> [DATASET]:
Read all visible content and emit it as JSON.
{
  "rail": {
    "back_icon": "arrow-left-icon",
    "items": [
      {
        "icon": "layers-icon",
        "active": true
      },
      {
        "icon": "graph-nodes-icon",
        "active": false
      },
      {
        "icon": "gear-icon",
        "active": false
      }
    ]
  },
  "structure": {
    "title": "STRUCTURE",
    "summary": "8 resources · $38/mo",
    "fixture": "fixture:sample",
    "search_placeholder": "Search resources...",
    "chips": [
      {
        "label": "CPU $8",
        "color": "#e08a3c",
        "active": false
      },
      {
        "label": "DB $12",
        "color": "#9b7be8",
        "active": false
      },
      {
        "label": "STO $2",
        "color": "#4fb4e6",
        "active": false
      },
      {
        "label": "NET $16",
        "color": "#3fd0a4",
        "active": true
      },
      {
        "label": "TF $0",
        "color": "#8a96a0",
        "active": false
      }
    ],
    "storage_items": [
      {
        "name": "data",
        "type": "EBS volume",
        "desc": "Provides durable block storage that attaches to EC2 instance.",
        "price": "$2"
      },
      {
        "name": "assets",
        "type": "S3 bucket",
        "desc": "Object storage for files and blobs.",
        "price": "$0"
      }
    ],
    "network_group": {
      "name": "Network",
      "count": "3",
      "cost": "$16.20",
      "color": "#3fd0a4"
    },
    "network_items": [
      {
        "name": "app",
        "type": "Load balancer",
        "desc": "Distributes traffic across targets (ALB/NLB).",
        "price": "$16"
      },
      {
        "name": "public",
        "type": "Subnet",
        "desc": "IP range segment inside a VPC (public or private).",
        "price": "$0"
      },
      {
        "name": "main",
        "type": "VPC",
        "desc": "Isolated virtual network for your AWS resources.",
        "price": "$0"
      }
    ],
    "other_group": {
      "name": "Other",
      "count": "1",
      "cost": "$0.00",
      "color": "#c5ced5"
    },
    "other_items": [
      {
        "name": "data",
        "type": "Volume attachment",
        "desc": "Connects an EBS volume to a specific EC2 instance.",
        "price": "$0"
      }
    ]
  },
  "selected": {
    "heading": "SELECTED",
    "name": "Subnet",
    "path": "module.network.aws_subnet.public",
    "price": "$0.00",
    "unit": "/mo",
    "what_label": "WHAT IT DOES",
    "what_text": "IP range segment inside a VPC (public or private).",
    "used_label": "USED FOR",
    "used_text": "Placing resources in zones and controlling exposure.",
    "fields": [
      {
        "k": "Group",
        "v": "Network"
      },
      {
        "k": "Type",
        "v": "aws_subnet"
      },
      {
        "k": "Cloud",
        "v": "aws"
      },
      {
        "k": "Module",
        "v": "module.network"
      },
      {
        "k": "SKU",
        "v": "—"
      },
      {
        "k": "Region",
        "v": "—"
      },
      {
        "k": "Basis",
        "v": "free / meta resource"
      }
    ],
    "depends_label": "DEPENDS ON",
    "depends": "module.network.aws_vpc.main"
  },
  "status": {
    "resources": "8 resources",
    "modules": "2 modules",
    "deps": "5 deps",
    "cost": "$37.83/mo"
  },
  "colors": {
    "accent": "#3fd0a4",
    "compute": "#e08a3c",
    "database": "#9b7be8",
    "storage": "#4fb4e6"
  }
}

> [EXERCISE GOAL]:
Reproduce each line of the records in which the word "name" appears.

> [RESULT OF THE TASK]:
        "name": "data",
        "name": "assets",
      "name": "Network",
        "name": "app",
        "name": "public",
        "name": "main",
      "name": "Other",
        "name": "data",
    "name": "Subnet",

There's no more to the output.